EU telecoms market still 'too fragmented'

Almost as though we were separate countries

Providing a secure and efficient Helpdesk

The EU telecoms market is doing okay, but could be doing better, according to the latest report from the European Commission, which blames inconsistent regulation for the lack of a unified approach.

The market has done well to sustain its size during 2009 in the face of an overall economic shrinkage of 4.2 per cent. But the Commission reckons that things would be even better if local regulators didn't force operators to address 27 different markets rather than deploying services across national borders.

"National telecoms regulators often delay, sometimes by years, the enforcement of EU rules" says the report summery, before laying into regulators which have not kept up with legislative changes dictated by Brussels.

The fact that each country has its own radio spectrum allocations and legacy infrastructure issues also differentiates them, though that would disappear if the regulators would hand over power over to an EU super-regulator. But despite heavy lobbying this idea was castrated back in 2008, leaving the Commission shouting at local regulators it feels should be doing more.

The full report (pdf) includes a breakdown of the competitive landscape, both fixed and mobile, for all 27 countries (pdfs for each), which makes fascinating (if lengthy) reading.
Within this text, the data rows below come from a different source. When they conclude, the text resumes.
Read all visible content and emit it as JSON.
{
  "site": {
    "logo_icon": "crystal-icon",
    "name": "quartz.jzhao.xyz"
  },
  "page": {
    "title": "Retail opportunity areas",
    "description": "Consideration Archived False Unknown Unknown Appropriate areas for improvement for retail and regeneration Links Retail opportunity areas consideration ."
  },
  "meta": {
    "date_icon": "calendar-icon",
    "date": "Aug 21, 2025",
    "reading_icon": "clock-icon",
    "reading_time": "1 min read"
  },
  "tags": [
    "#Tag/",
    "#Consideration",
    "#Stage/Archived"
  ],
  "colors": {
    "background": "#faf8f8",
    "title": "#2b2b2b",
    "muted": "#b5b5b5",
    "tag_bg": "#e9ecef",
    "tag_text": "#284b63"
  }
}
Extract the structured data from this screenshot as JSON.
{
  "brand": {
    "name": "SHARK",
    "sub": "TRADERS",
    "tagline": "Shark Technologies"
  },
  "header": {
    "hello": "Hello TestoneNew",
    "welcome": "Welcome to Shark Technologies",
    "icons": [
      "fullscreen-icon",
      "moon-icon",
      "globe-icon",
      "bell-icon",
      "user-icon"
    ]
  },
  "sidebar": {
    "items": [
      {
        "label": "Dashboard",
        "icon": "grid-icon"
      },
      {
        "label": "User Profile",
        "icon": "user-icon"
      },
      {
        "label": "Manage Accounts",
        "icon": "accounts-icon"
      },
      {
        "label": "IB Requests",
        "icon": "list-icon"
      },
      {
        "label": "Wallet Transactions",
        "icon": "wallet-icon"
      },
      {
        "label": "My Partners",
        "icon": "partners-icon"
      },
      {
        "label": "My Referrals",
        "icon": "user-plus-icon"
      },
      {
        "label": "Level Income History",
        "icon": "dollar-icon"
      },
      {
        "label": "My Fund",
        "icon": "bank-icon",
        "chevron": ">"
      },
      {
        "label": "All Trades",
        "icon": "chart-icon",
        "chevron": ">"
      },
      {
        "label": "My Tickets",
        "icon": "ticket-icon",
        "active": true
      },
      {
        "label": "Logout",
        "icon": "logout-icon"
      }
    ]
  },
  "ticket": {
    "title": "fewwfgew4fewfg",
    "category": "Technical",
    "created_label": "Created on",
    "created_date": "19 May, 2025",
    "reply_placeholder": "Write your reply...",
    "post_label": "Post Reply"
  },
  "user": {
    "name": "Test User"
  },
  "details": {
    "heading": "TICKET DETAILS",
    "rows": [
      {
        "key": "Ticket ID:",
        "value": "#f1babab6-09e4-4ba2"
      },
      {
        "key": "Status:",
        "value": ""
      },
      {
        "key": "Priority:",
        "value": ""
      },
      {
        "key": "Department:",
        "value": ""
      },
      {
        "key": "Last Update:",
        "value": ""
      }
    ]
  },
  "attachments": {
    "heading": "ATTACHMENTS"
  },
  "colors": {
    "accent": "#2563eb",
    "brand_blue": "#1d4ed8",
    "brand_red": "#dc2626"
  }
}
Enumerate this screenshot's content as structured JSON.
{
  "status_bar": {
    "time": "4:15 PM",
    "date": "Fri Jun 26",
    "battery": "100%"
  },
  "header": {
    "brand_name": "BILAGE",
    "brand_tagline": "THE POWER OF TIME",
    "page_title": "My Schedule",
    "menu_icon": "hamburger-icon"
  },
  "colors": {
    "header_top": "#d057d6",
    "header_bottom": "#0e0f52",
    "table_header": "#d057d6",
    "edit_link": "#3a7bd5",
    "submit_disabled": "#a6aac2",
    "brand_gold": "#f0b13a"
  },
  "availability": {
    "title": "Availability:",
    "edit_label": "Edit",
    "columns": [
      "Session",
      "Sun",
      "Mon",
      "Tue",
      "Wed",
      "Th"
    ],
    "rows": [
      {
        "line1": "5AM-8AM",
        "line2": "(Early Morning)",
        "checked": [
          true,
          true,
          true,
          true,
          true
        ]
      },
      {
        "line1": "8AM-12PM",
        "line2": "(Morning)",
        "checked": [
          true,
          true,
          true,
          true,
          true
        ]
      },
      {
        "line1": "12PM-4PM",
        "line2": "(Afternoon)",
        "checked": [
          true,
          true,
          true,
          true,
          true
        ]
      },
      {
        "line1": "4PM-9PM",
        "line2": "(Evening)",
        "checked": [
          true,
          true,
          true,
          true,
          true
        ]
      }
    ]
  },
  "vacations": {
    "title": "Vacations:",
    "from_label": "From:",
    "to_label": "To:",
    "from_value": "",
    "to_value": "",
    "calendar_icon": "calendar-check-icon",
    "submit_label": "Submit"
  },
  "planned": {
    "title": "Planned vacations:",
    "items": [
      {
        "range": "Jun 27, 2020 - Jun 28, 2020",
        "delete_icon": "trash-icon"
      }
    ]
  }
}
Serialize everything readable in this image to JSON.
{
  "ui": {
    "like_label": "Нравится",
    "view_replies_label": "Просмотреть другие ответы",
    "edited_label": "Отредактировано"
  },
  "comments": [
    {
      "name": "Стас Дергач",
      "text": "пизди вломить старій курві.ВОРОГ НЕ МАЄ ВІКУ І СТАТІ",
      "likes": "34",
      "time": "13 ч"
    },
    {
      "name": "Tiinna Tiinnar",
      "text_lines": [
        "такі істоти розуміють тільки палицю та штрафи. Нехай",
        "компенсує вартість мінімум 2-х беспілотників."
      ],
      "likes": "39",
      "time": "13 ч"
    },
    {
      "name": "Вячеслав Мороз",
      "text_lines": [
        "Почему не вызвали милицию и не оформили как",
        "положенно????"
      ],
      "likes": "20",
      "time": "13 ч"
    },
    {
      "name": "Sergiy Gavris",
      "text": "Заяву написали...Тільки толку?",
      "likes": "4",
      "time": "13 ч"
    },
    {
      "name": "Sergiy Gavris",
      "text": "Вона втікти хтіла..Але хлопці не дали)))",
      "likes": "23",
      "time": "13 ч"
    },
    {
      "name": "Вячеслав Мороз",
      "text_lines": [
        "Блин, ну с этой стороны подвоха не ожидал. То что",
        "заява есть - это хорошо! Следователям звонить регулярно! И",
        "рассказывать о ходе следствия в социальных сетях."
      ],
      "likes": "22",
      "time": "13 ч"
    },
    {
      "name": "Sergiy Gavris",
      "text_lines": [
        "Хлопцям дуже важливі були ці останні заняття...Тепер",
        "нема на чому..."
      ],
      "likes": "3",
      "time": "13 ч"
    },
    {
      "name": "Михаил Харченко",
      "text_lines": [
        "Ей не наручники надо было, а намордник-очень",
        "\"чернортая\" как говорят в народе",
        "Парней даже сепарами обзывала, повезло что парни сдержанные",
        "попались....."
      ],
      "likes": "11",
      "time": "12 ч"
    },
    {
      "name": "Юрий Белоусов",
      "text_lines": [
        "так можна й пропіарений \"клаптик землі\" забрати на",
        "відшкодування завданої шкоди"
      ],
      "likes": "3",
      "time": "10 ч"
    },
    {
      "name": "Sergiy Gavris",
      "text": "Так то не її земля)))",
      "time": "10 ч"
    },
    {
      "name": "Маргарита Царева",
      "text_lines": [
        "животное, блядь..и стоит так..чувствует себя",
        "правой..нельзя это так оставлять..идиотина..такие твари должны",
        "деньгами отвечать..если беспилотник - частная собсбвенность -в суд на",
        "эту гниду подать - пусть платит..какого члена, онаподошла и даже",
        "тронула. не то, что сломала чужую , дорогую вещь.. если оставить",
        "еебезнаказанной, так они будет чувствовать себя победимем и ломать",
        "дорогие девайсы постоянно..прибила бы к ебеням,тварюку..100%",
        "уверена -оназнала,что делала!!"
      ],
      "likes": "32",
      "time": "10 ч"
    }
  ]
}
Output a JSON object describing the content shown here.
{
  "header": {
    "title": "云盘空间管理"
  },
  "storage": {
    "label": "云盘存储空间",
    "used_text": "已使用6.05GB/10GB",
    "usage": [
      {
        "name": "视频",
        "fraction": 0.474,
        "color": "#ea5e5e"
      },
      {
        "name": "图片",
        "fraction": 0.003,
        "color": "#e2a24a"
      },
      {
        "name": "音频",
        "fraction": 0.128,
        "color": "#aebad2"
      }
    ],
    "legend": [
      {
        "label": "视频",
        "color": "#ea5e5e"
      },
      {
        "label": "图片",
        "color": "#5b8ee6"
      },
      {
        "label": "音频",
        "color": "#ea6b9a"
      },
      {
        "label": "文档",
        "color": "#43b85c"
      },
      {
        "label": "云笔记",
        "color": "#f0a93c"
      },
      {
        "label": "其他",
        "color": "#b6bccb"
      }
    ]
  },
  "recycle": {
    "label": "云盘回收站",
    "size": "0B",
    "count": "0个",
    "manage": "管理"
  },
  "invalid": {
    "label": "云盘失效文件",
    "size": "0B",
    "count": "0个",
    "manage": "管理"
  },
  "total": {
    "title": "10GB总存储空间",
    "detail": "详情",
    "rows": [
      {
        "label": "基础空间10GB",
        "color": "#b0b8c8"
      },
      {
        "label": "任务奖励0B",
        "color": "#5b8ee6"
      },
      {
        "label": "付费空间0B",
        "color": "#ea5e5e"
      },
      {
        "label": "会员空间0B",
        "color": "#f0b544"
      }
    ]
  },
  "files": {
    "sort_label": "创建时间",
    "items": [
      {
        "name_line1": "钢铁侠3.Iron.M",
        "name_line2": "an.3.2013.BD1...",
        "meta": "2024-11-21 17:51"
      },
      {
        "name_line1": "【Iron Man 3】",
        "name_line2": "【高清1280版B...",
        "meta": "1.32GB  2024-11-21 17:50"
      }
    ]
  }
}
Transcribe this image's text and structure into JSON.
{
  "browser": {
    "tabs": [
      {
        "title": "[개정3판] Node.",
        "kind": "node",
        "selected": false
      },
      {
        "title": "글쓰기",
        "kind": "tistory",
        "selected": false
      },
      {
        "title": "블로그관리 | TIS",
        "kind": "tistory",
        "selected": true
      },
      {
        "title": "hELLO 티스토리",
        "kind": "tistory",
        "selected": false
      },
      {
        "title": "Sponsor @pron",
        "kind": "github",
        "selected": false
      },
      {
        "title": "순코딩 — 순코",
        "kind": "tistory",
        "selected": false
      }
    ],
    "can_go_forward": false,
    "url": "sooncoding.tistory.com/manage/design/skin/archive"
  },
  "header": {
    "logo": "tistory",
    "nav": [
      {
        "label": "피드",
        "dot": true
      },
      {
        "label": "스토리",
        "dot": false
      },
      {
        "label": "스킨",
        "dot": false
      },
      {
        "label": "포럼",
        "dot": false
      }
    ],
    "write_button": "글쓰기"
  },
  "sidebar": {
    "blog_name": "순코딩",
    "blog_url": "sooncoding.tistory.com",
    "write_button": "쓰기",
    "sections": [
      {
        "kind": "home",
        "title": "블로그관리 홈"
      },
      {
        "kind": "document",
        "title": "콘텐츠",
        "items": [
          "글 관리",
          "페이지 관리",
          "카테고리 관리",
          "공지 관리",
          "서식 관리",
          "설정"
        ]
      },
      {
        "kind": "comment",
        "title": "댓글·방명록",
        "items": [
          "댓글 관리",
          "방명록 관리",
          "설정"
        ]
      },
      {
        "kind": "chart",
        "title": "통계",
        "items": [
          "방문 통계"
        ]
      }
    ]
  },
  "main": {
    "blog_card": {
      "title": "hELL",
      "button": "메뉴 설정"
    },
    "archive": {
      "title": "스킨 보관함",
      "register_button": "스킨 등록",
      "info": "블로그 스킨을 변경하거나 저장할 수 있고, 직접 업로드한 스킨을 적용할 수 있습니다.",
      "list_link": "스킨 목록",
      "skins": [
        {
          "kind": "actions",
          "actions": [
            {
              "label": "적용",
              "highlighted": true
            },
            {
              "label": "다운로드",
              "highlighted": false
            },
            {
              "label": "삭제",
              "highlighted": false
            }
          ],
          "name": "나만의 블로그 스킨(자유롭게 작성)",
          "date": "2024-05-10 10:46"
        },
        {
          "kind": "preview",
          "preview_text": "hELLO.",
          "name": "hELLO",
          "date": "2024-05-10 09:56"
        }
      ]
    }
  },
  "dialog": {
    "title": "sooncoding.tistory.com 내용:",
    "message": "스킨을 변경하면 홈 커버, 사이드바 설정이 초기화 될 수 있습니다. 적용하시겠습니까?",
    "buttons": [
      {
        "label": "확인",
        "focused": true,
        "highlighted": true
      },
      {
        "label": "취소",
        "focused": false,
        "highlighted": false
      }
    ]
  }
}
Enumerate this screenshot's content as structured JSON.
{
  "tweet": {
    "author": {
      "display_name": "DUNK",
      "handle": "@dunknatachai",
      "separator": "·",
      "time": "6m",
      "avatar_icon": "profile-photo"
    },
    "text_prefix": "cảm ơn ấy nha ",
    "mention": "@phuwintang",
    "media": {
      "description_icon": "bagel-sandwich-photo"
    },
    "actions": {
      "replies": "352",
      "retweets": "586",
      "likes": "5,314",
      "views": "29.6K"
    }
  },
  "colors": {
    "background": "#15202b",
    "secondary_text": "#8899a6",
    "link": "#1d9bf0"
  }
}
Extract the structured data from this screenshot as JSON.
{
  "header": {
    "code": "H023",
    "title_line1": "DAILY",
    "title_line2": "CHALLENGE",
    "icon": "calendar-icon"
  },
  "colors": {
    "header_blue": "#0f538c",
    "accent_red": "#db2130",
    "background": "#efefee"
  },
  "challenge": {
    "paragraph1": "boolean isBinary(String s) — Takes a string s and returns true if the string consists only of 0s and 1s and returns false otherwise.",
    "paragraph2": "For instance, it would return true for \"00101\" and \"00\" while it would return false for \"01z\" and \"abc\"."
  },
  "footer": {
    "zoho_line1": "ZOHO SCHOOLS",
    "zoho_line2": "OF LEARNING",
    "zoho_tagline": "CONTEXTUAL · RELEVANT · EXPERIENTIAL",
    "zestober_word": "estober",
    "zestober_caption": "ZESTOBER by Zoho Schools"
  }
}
The UK does okay in most aspects, boasting a mobile penetration of 126.2 per cent and average broadband price of £13.65 a month - compared to the £23.30 we were paying at the end of 2005. In fact the only thing the UK gets pulled up on is the proportion of our broadband connections that top out above 10Mb/sec, which is only 19.8 per cent, compared to the EU average of 23.2 per cent, but that could be the result of having one of the largest penetrations of broadband itself. ®

Choosing a cloud hosting partner with confidence

More from The Register

next story
Same old iPad? NO. The new 'soft SIMs' are BIG NEWS
AppleSIM 'ware to allow quick switch of carriers
Arab States make play for greater government control of the internet
Nerds told to get lost in last-minute power grab bid at UN meeting
Brits: Google, can you scrape 60k pages from web, pleeease
Hey, c'mon Choc Factory, it's our 'right to be forgotten'
Of COURSE Stephen Elop's to blame for Nokia woes, says author
'Google did have some unique propositions for Nokia'
It's even GRIMMER up North after MEGA SKY BROADBAND OUTAGE
By 'eck! Eccles cake production thrown into jeopardy
Mobile coverage on trains really is pants
You thought it was just *insert your provider here*, but now we have numbers
Don't mess with Texas ('cos it's getting Google Fiber and you're not)
A bit late, but company says 1Gbps Austin network almost ready to compete with AT&T
prev story

Whitepapers

Forging a new future with identity relationship management
Learn about ForgeRock's next generation IRM platform and how it is designed to empower CEOS's and enterprises to engage with consumers.
Win a year’s supply of chocolate
There is no techie angle to this competition so we're not going to pretend there is, but everyone loves chocolate so who cares.
Why cloud backup?
Combining the latest advancements in disk-based backup with secure, integrated, cloud technologies offer organizations fast and assured recovery of their critical enterprise data.
High Performance for All
While HPC is not new, it has traditionally been seen as a specialist area – is it now geared up to meet more mainstream requirements?
Saudi Petroleum chooses Tegile storage solution
A storage solution that addresses company growth and performance for business-critical applications of caseware archive and search along with other key operational systems.